The announcement made by the head of Egypt’s election committee, Ismail Hamdi, came a day after Morsi appealed for dialogue even as he accused tens of thousands of protesters marching on his palace of being infiltrated by thugs. He has so far made no concrete concessions to defuse the crisis that has plunged the country into new turmoil.
The political crisis has been building since Morsi issued a decree Nov. 22 that gave him absolute powers and immunity from judicial oversight.
The crisis intensified when Morsi called for a Dec. 15 national referendum on the draft constitution produced by the Islamist-led constituent assembly after rushing it in a marathon session. Liberals had quit the assembly, which was already facing legal appeals to disband. The draft came with loopholes and was infused with articles that liberals fear

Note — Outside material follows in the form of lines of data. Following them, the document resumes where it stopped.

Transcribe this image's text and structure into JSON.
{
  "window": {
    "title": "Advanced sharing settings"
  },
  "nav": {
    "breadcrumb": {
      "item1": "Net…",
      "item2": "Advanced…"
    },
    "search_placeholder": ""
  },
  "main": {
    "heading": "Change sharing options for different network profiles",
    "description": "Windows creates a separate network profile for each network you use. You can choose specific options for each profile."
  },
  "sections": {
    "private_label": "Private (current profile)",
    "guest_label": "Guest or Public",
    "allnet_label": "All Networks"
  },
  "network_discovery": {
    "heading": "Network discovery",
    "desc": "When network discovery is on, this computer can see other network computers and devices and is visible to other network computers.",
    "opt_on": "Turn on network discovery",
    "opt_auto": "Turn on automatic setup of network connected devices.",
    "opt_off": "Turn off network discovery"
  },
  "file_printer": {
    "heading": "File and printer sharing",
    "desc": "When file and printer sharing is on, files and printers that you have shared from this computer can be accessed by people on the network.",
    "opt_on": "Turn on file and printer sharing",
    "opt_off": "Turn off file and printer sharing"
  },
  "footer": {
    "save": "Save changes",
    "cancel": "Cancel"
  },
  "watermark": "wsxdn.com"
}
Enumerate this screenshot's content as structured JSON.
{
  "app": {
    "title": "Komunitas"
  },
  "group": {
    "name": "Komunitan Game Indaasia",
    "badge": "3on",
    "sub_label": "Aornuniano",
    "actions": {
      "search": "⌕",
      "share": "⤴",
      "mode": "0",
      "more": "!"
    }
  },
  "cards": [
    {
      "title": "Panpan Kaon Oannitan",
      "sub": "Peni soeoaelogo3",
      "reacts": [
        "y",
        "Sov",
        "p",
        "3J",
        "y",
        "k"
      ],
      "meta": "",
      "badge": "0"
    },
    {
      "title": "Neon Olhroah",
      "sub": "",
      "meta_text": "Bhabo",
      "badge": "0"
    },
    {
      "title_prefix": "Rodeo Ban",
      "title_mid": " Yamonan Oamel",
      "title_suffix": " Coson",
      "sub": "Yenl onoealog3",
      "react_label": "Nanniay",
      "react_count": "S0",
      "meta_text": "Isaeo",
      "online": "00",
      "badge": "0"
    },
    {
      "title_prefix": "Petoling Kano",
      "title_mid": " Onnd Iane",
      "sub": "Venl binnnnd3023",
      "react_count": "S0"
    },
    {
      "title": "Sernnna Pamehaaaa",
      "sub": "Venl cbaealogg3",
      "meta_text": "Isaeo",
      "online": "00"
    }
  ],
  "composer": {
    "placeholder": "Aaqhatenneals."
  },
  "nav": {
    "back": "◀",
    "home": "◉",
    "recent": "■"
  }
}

— President Barack Obama will ask Congress for $60.4 billion in federal aid for New York, New Jersey and other states hit by Superstorm Sandy, congressional aides said Friday.
Officials from the affected states praised the request and urged Congress to enact it as quickly as possible.
“Today’s agreement on the administration’s request to Congress would authorize more than $60 billion in funding that will enable our states to recover, repair, and rebuild better and stronger than before,” New York Gov. Andrew Cuomo and New Jersey Gov. Chris Christie said in a joint statement.
Cuomo, a Democrat, and Christie, a Republican, came to Washington on Thursday to press for as large a disaster aid package as possible. Friday’s request was at the top end of what had been expected.
The aid will help states rebuild public infrastructure like roads and tunnels and help thousands of people displaced from their homes. Superstorm Sandy was the most costly natural disaster since Hurricane Katrina in 2005 and one of the worst storms ever in the Northeast.
“While more may be needed in the long term, this robust package is a major first step that we will work to pass as quickly as possible in Congress to help devastated communities, families and businesses,” Reps. Peter King, R-N.Y., and Nita Lowey, D-N.Y., said in